${SRC_HOME}/qemu/build/qemu-system-xtensa -nographic \
-machine esp32 \
-drive file=${PROJ_HOME}/qemu_flash.bin,if=mtd,format=raw \
-drive file=${PROJ_HOME}/qemu_efuse.bin,if=none,format=raw,id=efuse \
-global driver=nvram.esp32.efuse,property=drive,value=efuse \
-global driver=esp32.gpio,property=strap_mode,value=0x0f \
-serial tcp::5555,server,nowait

In another terminal window, we can flash our firmware to the VM with the following command:

ESPPORT=socket://localhost:5555 idf.py -C ${PROJ_HOME} flash

If everything goes well you should see something like the following:

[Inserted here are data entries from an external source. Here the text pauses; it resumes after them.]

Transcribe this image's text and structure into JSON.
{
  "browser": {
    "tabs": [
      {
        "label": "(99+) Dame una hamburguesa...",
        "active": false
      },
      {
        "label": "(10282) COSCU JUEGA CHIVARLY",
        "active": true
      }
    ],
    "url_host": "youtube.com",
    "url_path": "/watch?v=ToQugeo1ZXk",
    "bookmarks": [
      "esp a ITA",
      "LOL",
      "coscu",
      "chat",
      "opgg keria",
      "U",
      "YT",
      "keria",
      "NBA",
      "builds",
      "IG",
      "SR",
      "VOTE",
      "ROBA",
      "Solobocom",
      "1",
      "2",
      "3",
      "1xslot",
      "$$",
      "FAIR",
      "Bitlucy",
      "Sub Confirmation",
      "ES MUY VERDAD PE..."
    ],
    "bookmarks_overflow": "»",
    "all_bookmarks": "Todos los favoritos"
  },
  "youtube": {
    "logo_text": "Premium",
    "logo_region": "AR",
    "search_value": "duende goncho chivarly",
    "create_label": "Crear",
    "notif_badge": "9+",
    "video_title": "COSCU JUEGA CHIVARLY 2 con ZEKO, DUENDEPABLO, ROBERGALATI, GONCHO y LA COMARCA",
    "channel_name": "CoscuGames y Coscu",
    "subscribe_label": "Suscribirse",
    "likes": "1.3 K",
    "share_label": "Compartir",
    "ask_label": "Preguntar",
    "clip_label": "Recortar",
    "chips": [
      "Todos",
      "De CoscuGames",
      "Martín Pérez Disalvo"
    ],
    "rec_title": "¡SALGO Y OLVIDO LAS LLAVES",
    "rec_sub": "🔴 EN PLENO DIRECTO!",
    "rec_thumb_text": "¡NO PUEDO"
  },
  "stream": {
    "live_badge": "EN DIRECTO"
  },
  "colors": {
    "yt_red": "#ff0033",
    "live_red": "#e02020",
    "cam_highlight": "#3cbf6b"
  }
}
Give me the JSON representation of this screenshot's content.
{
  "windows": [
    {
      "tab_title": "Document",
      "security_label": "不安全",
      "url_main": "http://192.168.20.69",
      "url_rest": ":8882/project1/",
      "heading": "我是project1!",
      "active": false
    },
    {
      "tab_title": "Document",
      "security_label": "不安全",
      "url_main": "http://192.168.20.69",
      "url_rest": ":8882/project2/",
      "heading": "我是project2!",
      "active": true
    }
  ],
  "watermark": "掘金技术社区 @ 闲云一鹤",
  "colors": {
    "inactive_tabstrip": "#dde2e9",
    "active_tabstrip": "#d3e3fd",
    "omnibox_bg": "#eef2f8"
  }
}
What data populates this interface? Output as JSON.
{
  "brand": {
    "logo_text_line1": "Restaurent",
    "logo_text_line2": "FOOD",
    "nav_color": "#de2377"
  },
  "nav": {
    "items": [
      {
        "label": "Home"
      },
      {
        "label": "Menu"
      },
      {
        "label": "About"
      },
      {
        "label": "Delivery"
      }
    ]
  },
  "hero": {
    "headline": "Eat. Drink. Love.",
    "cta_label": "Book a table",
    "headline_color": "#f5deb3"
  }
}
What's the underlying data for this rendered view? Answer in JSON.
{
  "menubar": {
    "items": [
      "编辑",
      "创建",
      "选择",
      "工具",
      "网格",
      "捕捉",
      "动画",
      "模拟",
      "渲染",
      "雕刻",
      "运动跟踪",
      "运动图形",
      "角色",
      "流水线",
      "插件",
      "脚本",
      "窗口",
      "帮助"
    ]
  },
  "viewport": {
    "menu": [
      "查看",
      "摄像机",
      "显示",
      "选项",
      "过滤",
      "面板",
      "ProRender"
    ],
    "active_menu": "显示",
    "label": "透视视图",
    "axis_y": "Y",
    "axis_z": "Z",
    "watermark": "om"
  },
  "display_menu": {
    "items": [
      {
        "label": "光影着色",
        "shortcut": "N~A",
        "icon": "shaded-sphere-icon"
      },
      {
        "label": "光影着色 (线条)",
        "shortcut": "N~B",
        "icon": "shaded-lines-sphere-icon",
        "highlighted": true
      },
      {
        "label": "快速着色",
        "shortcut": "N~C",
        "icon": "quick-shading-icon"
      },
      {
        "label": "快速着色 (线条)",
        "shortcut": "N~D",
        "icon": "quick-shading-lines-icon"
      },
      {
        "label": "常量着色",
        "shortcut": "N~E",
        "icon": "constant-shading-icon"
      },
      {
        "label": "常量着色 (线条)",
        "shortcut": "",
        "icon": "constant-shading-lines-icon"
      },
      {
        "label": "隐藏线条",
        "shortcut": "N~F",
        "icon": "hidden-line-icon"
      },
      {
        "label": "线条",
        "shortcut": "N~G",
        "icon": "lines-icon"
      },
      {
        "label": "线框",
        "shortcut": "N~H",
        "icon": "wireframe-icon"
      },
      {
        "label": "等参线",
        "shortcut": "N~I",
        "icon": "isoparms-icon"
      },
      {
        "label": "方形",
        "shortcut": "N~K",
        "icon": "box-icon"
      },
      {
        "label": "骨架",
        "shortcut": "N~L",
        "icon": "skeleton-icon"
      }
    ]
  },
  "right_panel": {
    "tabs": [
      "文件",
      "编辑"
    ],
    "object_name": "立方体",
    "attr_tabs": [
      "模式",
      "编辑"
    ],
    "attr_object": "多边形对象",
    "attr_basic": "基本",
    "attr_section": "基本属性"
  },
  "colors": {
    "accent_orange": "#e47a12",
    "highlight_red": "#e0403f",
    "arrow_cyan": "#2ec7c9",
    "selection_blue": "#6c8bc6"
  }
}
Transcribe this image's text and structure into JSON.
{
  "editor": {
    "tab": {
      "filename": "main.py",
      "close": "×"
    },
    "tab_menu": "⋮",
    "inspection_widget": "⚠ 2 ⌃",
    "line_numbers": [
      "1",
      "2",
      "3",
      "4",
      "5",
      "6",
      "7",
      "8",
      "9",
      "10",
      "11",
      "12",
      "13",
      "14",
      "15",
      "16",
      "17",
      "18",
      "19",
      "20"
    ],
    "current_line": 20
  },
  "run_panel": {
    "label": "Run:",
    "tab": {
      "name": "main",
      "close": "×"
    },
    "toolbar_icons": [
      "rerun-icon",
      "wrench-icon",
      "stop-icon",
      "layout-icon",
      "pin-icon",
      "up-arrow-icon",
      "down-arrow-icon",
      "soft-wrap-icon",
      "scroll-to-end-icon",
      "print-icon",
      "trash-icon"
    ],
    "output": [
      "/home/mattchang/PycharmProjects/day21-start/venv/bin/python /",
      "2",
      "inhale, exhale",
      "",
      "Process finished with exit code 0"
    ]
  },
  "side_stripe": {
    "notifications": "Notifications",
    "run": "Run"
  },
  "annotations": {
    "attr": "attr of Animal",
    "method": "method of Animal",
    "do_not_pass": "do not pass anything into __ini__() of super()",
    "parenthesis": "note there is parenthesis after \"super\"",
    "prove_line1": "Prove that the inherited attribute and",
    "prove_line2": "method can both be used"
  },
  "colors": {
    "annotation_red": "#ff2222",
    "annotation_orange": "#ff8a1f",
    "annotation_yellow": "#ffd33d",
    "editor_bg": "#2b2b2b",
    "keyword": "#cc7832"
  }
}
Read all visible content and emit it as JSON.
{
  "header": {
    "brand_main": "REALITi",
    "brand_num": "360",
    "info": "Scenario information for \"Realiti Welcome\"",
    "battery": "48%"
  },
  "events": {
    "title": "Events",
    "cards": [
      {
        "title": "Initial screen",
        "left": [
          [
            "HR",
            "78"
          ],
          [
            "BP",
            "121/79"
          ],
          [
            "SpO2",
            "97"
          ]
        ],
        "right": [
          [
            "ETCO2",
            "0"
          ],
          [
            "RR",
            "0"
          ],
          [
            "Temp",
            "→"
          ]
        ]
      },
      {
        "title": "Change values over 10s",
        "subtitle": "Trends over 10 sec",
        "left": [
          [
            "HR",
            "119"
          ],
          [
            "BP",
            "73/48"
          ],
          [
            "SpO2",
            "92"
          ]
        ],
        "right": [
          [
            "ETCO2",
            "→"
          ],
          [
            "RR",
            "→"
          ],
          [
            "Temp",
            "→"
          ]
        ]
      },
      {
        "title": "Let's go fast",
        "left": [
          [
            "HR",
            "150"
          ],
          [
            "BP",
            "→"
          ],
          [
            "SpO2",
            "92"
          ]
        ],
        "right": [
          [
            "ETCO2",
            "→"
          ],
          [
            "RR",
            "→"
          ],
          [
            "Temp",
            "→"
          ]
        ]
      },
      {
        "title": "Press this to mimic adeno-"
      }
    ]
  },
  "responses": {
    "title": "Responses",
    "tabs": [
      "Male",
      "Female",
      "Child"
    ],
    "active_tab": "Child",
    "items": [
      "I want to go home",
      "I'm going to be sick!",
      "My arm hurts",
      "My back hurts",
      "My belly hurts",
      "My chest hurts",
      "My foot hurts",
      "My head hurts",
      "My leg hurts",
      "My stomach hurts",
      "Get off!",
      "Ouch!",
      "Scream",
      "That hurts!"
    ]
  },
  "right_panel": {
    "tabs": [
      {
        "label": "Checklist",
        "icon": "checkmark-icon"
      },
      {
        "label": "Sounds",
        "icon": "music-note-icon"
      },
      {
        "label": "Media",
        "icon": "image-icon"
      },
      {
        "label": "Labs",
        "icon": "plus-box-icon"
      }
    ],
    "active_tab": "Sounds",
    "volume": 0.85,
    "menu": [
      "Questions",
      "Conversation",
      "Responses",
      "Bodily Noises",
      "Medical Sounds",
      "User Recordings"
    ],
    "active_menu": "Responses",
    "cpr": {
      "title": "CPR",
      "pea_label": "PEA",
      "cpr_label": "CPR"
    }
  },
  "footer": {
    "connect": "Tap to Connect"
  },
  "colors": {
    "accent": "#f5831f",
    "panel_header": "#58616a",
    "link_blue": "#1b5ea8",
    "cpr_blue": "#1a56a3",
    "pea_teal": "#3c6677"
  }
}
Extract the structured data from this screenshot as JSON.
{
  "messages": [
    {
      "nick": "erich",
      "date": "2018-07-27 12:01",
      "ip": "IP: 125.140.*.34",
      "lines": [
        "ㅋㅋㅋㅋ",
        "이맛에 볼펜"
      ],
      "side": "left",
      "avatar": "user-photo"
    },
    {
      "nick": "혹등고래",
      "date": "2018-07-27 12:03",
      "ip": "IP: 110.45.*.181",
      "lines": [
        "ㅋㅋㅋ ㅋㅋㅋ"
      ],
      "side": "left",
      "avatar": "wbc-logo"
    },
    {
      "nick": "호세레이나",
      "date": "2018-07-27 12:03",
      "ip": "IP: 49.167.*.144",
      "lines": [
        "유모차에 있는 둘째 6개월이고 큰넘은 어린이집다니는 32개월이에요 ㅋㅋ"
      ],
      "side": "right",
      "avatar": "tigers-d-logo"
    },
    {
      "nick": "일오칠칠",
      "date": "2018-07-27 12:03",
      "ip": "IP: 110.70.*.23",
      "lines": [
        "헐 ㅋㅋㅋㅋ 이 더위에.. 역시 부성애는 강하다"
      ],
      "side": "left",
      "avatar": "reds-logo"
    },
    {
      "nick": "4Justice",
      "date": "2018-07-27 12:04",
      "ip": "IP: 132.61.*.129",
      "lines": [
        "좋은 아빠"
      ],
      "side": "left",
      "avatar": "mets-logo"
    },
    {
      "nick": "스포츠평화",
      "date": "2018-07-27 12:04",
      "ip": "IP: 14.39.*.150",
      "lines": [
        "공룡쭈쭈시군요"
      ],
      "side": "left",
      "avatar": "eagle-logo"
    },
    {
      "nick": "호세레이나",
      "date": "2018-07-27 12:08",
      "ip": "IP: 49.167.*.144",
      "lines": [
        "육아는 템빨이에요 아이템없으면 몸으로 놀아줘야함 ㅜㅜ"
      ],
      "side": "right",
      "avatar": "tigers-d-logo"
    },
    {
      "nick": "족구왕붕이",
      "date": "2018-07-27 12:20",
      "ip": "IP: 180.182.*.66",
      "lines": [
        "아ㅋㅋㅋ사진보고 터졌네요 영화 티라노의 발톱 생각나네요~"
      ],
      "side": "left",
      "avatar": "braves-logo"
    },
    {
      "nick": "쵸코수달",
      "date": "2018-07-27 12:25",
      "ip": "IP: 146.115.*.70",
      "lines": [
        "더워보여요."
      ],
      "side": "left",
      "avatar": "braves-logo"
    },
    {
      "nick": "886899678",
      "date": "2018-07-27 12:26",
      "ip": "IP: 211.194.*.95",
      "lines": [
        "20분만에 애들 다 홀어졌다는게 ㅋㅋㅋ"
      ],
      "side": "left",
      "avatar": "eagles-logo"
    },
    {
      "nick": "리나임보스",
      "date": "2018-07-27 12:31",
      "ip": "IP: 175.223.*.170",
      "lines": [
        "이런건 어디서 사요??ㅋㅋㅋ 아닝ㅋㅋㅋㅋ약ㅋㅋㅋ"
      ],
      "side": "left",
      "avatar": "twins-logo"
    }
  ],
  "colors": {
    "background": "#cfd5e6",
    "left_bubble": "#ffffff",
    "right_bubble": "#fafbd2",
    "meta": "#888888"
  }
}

qemu-system-xtensa firmware download mode and idf.py flash

Finally, you can now run your newly flashed firmware by launching QEMU in normal boot mode with the following command:

Note: You can quit QEMU by typing Ctrl-A x. Other useful information on running QEMU can be found in the Espressif wiki at wiki.

${SRC_HOME}/qemu/build/qemu-system-xtensa -nographic \
-machine esp32 \
-drive file=${PROJ_HOME}/qemu_flash.bin,if=mtd,format=raw \
-drive file=${PROJ_HOME}/qemu_efuse.bin,if=none,format=raw,id=efuse \
-global driver=nvram.esp32.efuse,property=drive,value=efuse

qemu-system-xtensa hello world output


Debugging firmware in QEMU is actually pretty straight forward, only requiring you to add the -s -S command line arguments as shown below:

${SRC_HOME}/qemu/build/qemu-system-xtensa -nographic \
-machine esp32 \
-s -S \
-drive file=${PROJ_HOME}/qemu_flash.bin,if=mtd,format=raw \
-drive file=${PROJ_HOME}/qemu_efuse.bin,if=none,format=raw,id=efuse \
-global driver=nvram.esp32.efuse,property=drive,value=efuse

QEMU will wait for your debugger to attach before continuing, which you can do with the following command:

xtensa-esp32-elf-gdb ${PROJ_HOME}/build/hello_world.elf \
-ex "target remote :1234" \
-ex "monitor system_reset" \
-ex "tb app_main" \
-ex "c"

If everything goes well you’ll be single-stepping in no time:

xtensa-esp32-elf-gdb example


In this post we’ve shared how to set up a useful audit environment for security researchers interested in learning more about ESP32 and the esp-idf framework. Navigating complex code-bases with many compile-time options becomes a refreshingly smoother process using the configured language server. In some instances where a vulnerability is discovered or runtime debugging would be useful, it’s also possible to run your ESP32 firmware in QEMU, which comes with a bunch of additional advantages.

It’s worth noting that it’s possible to use QEMU to emulate firmware pulled directly from external flash of arbitrary ESP32 devices. This provides lots of advantages for bug hunting, for example one could use nbdkit to Person-in-the-middle (PITM) flash access in the pursuit of finding TOCTOU issues.

That’s all for now folks, thanks for reading and happy hacking!